- _Data_

*** Begin section ***

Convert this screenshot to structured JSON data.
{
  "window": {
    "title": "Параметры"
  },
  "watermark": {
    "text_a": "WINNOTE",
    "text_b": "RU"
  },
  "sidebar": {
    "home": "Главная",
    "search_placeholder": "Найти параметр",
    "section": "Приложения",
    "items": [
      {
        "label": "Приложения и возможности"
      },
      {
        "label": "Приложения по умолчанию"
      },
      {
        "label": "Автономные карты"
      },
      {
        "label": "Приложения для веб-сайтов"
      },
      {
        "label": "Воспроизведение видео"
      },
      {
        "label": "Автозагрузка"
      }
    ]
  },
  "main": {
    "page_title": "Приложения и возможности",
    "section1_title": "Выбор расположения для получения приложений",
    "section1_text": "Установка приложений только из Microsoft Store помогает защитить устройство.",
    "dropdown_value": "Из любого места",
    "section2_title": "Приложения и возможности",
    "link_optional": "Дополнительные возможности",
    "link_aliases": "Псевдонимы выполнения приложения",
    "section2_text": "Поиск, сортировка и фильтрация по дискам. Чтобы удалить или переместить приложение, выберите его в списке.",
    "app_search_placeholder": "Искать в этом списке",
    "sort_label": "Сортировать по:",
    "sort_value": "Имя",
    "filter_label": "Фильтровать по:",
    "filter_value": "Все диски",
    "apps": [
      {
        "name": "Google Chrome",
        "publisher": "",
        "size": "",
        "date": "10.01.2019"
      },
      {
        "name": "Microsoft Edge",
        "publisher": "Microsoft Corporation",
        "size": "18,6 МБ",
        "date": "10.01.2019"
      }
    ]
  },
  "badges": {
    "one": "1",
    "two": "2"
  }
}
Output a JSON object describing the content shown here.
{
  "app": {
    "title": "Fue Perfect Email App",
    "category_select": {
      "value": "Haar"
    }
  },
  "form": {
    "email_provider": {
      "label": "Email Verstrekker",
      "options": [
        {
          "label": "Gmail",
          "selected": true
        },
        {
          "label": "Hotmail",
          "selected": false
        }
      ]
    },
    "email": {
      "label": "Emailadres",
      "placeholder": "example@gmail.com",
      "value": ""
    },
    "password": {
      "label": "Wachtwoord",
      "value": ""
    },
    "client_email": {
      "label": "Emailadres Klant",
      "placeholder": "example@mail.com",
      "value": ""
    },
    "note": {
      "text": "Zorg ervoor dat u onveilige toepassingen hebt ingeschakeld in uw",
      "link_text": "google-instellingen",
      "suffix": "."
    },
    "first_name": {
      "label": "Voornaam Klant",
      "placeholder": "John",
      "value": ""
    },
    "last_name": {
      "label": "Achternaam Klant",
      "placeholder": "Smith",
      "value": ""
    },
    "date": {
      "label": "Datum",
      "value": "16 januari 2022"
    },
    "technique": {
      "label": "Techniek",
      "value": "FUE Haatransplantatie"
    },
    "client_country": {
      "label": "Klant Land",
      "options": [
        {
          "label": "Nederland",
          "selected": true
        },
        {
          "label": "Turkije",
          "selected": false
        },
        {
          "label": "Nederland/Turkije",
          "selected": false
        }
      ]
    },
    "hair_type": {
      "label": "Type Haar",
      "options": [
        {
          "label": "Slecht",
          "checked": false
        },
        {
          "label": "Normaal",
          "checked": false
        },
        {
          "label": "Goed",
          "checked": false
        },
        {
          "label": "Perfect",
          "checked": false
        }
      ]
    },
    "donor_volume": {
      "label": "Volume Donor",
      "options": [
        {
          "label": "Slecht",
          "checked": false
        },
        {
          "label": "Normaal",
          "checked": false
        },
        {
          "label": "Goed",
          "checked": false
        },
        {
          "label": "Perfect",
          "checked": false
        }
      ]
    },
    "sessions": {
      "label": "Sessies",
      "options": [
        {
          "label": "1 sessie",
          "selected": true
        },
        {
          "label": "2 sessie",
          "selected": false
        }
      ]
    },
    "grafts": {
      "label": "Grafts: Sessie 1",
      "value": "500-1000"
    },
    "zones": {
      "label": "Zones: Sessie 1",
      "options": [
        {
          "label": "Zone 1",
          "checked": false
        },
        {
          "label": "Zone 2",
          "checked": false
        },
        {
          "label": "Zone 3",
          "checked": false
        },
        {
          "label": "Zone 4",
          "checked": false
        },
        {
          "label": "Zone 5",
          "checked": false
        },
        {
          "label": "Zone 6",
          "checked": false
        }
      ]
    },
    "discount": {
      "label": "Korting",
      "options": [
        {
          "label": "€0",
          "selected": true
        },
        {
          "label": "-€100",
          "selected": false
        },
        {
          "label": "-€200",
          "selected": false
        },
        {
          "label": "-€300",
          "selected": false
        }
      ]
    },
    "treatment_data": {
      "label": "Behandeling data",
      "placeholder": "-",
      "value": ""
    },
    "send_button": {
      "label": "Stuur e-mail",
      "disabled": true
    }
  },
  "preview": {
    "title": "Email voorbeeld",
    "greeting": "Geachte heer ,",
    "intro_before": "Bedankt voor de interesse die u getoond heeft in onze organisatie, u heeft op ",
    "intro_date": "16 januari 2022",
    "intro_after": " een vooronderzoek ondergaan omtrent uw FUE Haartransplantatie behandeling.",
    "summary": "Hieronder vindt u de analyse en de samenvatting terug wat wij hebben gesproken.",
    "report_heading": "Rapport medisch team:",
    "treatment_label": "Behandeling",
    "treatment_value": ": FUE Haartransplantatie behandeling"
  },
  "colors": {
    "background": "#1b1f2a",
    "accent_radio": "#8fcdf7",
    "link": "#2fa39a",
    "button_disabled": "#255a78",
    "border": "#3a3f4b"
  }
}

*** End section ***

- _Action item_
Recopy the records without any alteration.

- _Written response_
Convert this screenshot to structured JSON data.
{
  "window": {
    "title": "Параметры"
  },
  "watermark": {
    "text_a": "WINNOTE",
    "text_b": "RU"
  },
  "sidebar": {
    "home": "Главная",
    "search_placeholder": "Найти параметр",
    "section": "Приложения",
    "items": [
      {
        "label": "Приложения и возможности"
      },
      {
        "label": "Приложения по умолчанию"
      },
      {
        "label": "Автономные карты"
      },
      {
        "label": "Приложения для веб-сайтов"
      },
      {
        "label": "Воспроизведение видео"
      },
      {
        "label": "Автозагрузка"
      }
    ]
  },
  "main": {
    "page_title": "Приложения и возможности",
    "section1_title": "Выбор расположения для получения приложений",
    "section1_text": "Установка приложений только из Microsoft Store помогает защитить устройство.",
    "dropdown_value": "Из любого места",
    "section2_title": "Приложения и возможности",
    "link_optional": "Дополнительные возможности",
    "link_aliases": "Псевдонимы выполнения приложения",
    "section2_text": "Поиск, сортировка и фильтрация по дискам. Чтобы удалить или переместить приложение, выберите его в списке.",
    "app_search_placeholder": "Искать в этом списке",
    "sort_label": "Сортировать по:",
    "sort_value": "Имя",
    "filter_label": "Фильтровать по:",
    "filter_value": "Все диски",
    "apps": [
      {
        "name": "Google Chrome",
        "publisher": "",
        "size": "",
        "date": "10.01.2019"
      },
      {
        "name": "Microsoft Edge",
        "publisher": "Microsoft Corporation",
        "size": "18,6 МБ",
        "date": "10.01.2019"
      }
    ]
  },
  "badges": {
    "one": "1",
    "two": "2"
  }
}
Output a JSON object describing the content shown here.
{
  "app": {
    "title": "Fue Perfect Email App",
    "category_select": {
      "value": "Haar"
    }
  },
  "form": {
    "email_provider": {
      "label": "Email Verstrekker",
      "options": [
        {
          "label": "Gmail",
          "selected": true
        },
        {
          "label": "Hotmail",
          "selected": false
        }
      ]
    },
    "email": {
      "label": "Emailadres",
      "placeholder": "example@gmail.com",
      "value": ""
    },
    "password": {
      "label": "Wachtwoord",
      "value": ""
    },
    "client_email": {
      "label": "Emailadres Klant",
      "placeholder": "example@mail.com",
      "value": ""
    },
    "note": {
      "text": "Zorg ervoor dat u onveilige toepassingen hebt ingeschakeld in uw",
      "link_text": "google-instellingen",
      "suffix": "."
    },
    "first_name": {
      "label": "Voornaam Klant",
      "placeholder": "John",
      "value": ""
    },
    "last_name": {
      "label": "Achternaam Klant",
      "placeholder": "Smith",
      "value": ""
    },
    "date": {
      "label": "Datum",
      "value": "16 januari 2022"
    },
    "technique": {
      "label": "Techniek",
      "value": "FUE Haatransplantatie"
    },
    "client_country": {
      "label": "Klant Land",
      "options": [
        {
          "label": "Nederland",
          "selected": true
        },
        {
          "label": "Turkije",
          "selected": false
        },
        {
          "label": "Nederland/Turkije",
          "selected": false
        }
      ]
    },
    "hair_type": {
      "label": "Type Haar",
      "options": [
        {
          "label": "Slecht",
          "checked": false
        },
        {
          "label": "Normaal",
          "checked": false
        },
        {
          "label": "Goed",
          "checked": false
        },
        {
          "label": "Perfect",
          "checked": false
        }
      ]
    },
    "donor_volume": {
      "label": "Volume Donor",
      "options": [
        {
          "label": "Slecht",
          "checked": false
        },
        {
          "label": "Normaal",
          "checked": false
        },
        {
          "label": "Goed",
          "checked": false
        },
        {
          "label": "Perfect",
          "checked": false
        }
      ]
    },
    "sessions": {
      "label": "Sessies",
      "options": [
        {
          "label": "1 sessie",
          "selected": true
        },
        {
          "label": "2 sessie",
          "selected": false
        }
      ]
    },
    "grafts": {
      "label": "Grafts: Sessie 1",
      "value": "500-1000"
    },
    "zones": {
      "label": "Zones: Sessie 1",
      "options": [
        {
          "label": "Zone 1",
          "checked": false
        },
        {
          "label": "Zone 2",
          "checked": false
        },
        {
          "label": "Zone 3",
          "checked": false
        },
        {
          "label": "Zone 4",
          "checked": false
        },
        {
          "label": "Zone 5",
          "checked": false
        },
        {
          "label": "Zone 6",
          "checked": false
        }
      ]
    },
    "discount": {
      "label": "Korting",
      "options": [
        {
          "label": "€0",
          "selected": true
        },
        {
          "label": "-€100",
          "selected": false
        },
        {
          "label": "-€200",
          "selected": false
        },
        {
          "label": "-€300",
          "selected": false
        }
      ]
    },
    "treatment_data": {
      "label": "Behandeling data",
      "placeholder": "-",
      "value": ""
    },
    "send_button": {
      "label": "Stuur e-mail",
      "disabled": true
    }
  },
  "preview": {
    "title": "Email voorbeeld",
    "greeting": "Geachte heer ,",
    "intro_before": "Bedankt voor de interesse die u getoond heeft in onze organisatie, u heeft op ",
    "intro_date": "16 januari 2022",
    "intro_after": " een vooronderzoek ondergaan omtrent uw FUE Haartransplantatie behandeling.",
    "summary": "Hieronder vindt u de analyse en de samenvatting terug wat wij hebben gesproken.",
    "report_heading": "Rapport medisch team:",
    "treatment_label": "Behandeling",
    "treatment_value": ": FUE Haartransplantatie behandeling"
  },
  "colors": {
    "background": "#1b1f2a",
    "accent_radio": "#8fcdf7",
    "link": "#2fa39a",
    "button_disabled": "#255a78",
    "border": "#3a3f4b"
  }
}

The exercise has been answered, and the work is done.